DATA TO EXAMINE:

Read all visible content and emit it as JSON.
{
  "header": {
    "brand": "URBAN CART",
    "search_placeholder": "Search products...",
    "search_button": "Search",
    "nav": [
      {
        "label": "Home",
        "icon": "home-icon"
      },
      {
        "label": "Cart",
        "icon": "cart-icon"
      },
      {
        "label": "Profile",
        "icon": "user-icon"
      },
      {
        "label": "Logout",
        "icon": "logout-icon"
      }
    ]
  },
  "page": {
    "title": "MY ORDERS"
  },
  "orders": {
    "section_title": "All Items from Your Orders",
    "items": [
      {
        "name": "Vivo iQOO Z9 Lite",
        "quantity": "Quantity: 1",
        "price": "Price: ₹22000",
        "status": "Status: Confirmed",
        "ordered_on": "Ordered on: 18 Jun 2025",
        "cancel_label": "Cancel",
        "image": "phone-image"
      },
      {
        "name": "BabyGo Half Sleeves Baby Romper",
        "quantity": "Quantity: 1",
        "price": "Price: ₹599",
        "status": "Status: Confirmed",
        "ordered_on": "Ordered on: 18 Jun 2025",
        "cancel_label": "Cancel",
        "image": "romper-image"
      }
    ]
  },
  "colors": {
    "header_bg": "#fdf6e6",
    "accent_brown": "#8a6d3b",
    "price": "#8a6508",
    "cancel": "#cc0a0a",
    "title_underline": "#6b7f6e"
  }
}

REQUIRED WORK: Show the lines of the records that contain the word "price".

ANSWER BOX:
        "price": "Price: ₹22000",
        "price": "Price: ₹599",
    "price": "#8a6508",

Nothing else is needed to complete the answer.